And Barack Obama added “[Durbin] has established himself as one of the people in this chamber who cares deeply about our veterans and about our troops.”

So… everything is okay now that Senator Durbin has apologized and we can all politely ignore what he said last Tuesday. None of it could possibly be true anyway, because he broke the rule and used forbidden words.

Something fishy went down one year ago today…

Something fishy went down one year ago today…

On 06/22/2004, $2,401,600,000 was loaded onto a cargo plane and flown to Baghdad. While that is odd, even more odd is that it was all in $100 bills, a mere 6 days before the country was “returned” to Iraq governance. The Fed was opened on a Sunday, and the largest transfer of funds in the U.S., occurred. Where did this money go? What was it used for?

Evil Dick

Evil Dick

Dick Cheney said this about Howard Dean during an interview on Fox News Channel’s Hannity & Colmes.

“I’ve never been able to understand his appeal. Maybe his mother loved him, but I’ve never met anybody who does. He’s never won anything, as best I can tell.”

Howard Dean was elected of governor of Vermont FIVE TIMES.

Happy Birthday to Ian McEwan

Happy Birthday to Ian McEwan

Today is Ian McEwan’s 57th birthday. Here are a couple of quotations from this great novelist:

By measuring individual human worth, the novelist reveals the full enormity of the State’s crime when it sets out to crush that individuality.

Politics is the enemy of the imagination.

And here’s a quote from his latest novel, Saturday. This is the voice of Theo, the 18-year-old son of the book’s main character, Henry Perowne.

When we go on about the big things, the political situation, global warming, world poverty, it all looks really terrible, with nothing getting better, nothing to look forward to. But when I think small, closer in – you know, a girl I just met, or this song we’re going to do with Chas, or snowboarding next month, then it looks great. So this is going to be my motto – think small.

Now go read his books!

The Great Misleader

The Great Misleader

Things haven’t been going so well for Bush lately. The insurgency in Iraq has proven to be quite resilient and has escalated its attacks over the past couple of months. Recent polls show that the American people don’t approve of Bush’s handling of the war. But rather than come up with solutions that might get the people behind him, he has resorted to making misleading statements again. During his weekly radio address on Saturday, Bush said: “We went to war because we were attacked, and we are at war today because there are still people out there who want to harm our country and hurt our citizens.”

Was he really trying to make the connection between Iraq and 9/11 again? Didn’t we already go through this over a year ago? I seem to recall that when it became clear the 9/11 Commission was going to conclude that Saddam Hussein had no role in the attacks against our country on September 11, 2001, Bush was finally forced into admitting on September 17, 2003, “We’ve had no evidence that Saddam Hussein was involved with the September 11th.”

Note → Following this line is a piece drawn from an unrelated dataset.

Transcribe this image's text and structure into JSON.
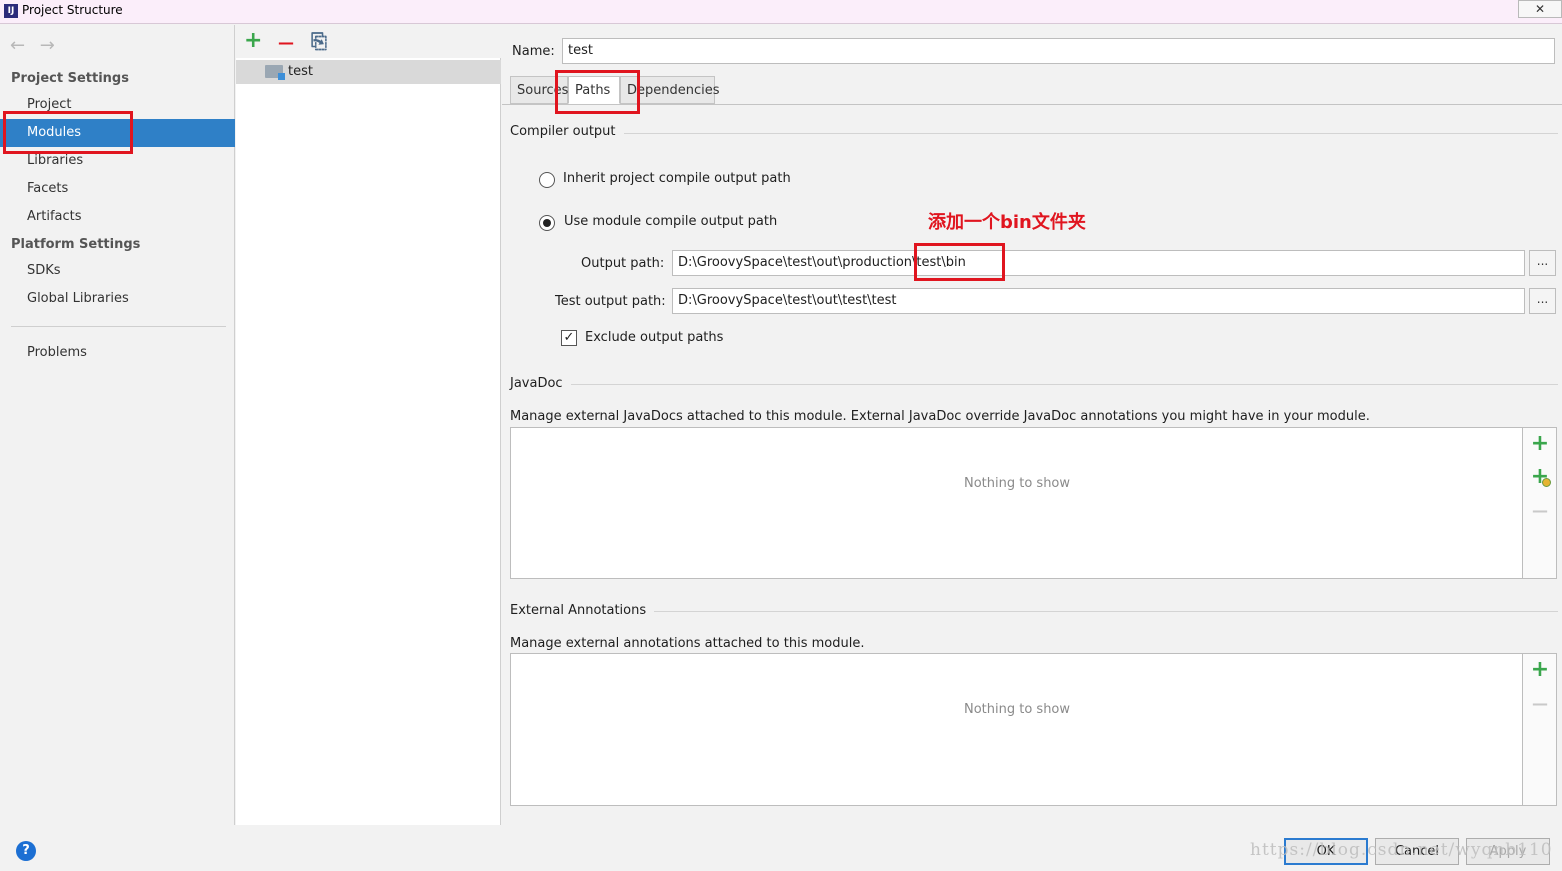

Oddly enough, a good portion of the public still believes that there was a connection. Apparently there aren’t enough believers, so Bush has started repeating the lie again. Once Fox News starts reinforcing his false claim or, as Bush would say, they begin to “catapult the propaganda,” we’ll once again have a majority of people in our country that believe the lie.